  • Observe how suppliers from two different framework agreements are performing compared to each other.


Vendor and contract management

Service management together with sourcing are responsible for developing and managing successful vendor relationships by adopting a clearly defined and structured governance model with regular meetings. On top of the existing services, the governance model also addresses the emerging opportunities brought forth by service development and potential new solutions.

Sourcing maintains a list of the company’s vendors and identifies the key vendors amongst them. Categorisation of vendors is essential to manage them all in a holistic manner. Vendors can be categorised based on their criticality or classified based on the individual vendor’s impact and value to the business, e.g. primary, complementary, or utility vendors.

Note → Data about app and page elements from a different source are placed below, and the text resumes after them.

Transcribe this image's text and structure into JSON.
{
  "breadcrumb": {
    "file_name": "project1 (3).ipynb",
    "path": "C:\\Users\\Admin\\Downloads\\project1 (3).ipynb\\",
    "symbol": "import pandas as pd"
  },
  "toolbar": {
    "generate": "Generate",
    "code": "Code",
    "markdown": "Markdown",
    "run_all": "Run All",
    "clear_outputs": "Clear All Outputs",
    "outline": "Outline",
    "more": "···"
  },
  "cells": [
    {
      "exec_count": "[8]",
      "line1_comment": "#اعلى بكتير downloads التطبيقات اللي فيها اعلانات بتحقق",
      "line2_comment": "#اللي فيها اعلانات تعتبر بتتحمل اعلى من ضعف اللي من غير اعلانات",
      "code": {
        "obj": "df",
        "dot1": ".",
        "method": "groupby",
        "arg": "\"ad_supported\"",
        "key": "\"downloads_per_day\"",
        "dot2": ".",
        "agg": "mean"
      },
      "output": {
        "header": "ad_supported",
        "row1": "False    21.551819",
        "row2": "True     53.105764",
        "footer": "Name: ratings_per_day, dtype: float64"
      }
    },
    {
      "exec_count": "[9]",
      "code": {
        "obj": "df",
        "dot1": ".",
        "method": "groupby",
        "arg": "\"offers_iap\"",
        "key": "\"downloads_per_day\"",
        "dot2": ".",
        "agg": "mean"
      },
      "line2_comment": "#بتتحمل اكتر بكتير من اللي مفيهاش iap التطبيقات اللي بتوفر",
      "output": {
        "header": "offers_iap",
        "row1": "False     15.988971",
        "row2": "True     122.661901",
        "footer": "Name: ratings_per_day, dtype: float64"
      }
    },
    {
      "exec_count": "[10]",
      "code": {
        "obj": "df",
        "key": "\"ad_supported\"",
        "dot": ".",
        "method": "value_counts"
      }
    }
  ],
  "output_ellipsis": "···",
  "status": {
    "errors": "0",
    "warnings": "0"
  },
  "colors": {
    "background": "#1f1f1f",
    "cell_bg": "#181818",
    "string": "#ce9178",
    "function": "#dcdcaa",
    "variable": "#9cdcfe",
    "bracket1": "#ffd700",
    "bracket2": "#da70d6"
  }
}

The classification can be used further to form a proper governance model for the vendors. The classification also gives guidance on how to set up an adequate level of collaboration and performance management for each vendor. This limits the time and effort used in vendor meetings and enables focusing on the vendor relationships producing the most value. A good practice to engage vendors and vendor candidates in a meaningful dialogue is to host an annual or biannual vendor interaction session, where business technology management and vendor ecosystem share future outlook and development roadmaps and identify opportunities for alignment, additional business value and joint development initiatives.

Sourcing also maintains a contract repository containing all contracts including electronic versions with attachments as well as location references for the originals. A good practice is to write a contract summary document containing key information of the contract. Such key information also includes deviations to standard terms and conditions, validity period, contact persons and contract value.

Sourcing is responsible for the timely initiation and execution of contract revisions. It informs the service managers and service portfolio steering about expir­ing contracts. These, in turn, may authorise sourcing to renew contracts and/or initiate tendering. Service management ensures that vendor cooperation runs according to the agreed governance model on strategic, tactical and operational levels. Vendor management should focus on strategic and tactical levels and reduce the need for operational management by using IT Service Management Systems with real-time service information.

Apart from the sourcing lead, vendor management roles mostly belong to development and services disciplines depending on the phase and scope of the vendor cooperation. For example, a service manager responsible for the most critical service provider will also own the service contract and the vendor relationship as well as taking care of the cooperation on the tactical level.